• What you need to do:
In the records below, find every line that contains "chevron" and list it.

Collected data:
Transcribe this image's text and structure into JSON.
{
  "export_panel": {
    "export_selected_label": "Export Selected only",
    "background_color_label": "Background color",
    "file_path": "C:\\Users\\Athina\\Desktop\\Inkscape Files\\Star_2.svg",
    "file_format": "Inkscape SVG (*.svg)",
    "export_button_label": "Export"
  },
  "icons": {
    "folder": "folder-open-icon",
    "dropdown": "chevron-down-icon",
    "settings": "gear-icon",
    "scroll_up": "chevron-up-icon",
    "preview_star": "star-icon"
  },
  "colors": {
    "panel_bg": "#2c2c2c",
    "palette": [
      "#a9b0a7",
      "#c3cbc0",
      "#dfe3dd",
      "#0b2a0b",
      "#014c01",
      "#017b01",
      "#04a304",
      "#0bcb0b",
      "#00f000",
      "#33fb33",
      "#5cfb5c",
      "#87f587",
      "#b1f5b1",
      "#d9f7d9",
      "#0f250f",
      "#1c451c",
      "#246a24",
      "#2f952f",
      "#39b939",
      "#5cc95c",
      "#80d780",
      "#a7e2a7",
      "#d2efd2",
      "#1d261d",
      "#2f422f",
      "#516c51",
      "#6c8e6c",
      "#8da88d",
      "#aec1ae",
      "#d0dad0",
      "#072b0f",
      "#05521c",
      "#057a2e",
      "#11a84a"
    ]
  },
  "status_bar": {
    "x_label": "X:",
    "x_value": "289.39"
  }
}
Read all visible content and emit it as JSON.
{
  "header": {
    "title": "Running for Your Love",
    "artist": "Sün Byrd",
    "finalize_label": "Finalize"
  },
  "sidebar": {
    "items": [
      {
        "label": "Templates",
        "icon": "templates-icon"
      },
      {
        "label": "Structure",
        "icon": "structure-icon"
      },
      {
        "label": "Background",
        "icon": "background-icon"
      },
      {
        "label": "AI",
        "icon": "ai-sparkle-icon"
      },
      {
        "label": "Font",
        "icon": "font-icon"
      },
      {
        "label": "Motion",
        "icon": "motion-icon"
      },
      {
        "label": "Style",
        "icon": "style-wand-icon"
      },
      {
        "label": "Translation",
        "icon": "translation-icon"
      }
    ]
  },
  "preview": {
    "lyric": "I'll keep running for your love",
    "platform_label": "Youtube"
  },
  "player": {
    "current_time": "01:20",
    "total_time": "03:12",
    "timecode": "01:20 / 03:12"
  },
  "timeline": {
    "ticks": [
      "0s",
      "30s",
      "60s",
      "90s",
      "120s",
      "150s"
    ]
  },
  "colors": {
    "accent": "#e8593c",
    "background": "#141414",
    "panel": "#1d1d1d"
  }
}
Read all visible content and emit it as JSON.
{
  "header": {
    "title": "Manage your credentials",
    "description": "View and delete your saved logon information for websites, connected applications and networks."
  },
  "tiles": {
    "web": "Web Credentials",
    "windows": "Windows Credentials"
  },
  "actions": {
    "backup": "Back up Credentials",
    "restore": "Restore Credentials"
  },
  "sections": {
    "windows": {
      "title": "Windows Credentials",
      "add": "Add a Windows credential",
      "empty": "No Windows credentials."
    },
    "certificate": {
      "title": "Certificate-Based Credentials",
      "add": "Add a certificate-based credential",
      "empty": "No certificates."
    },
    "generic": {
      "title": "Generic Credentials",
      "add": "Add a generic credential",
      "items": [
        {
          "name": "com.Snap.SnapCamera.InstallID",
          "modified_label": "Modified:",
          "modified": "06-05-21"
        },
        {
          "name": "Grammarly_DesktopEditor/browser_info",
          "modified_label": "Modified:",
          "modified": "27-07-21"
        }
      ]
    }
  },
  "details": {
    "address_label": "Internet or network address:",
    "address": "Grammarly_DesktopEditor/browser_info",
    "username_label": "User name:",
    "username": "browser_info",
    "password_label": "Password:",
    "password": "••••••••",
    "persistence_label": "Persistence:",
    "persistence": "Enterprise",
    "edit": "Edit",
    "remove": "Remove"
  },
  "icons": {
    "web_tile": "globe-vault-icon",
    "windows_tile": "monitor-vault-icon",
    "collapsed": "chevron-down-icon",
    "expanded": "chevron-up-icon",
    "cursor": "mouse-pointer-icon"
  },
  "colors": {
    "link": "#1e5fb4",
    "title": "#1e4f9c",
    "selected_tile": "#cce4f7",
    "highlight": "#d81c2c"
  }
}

• Response to the exercise:
    "dropdown": "chevron-down-icon",
    "scroll_up": "chevron-up-icon",
    "collapsed": "chevron-down-icon",
    "expanded": "chevron-up-icon",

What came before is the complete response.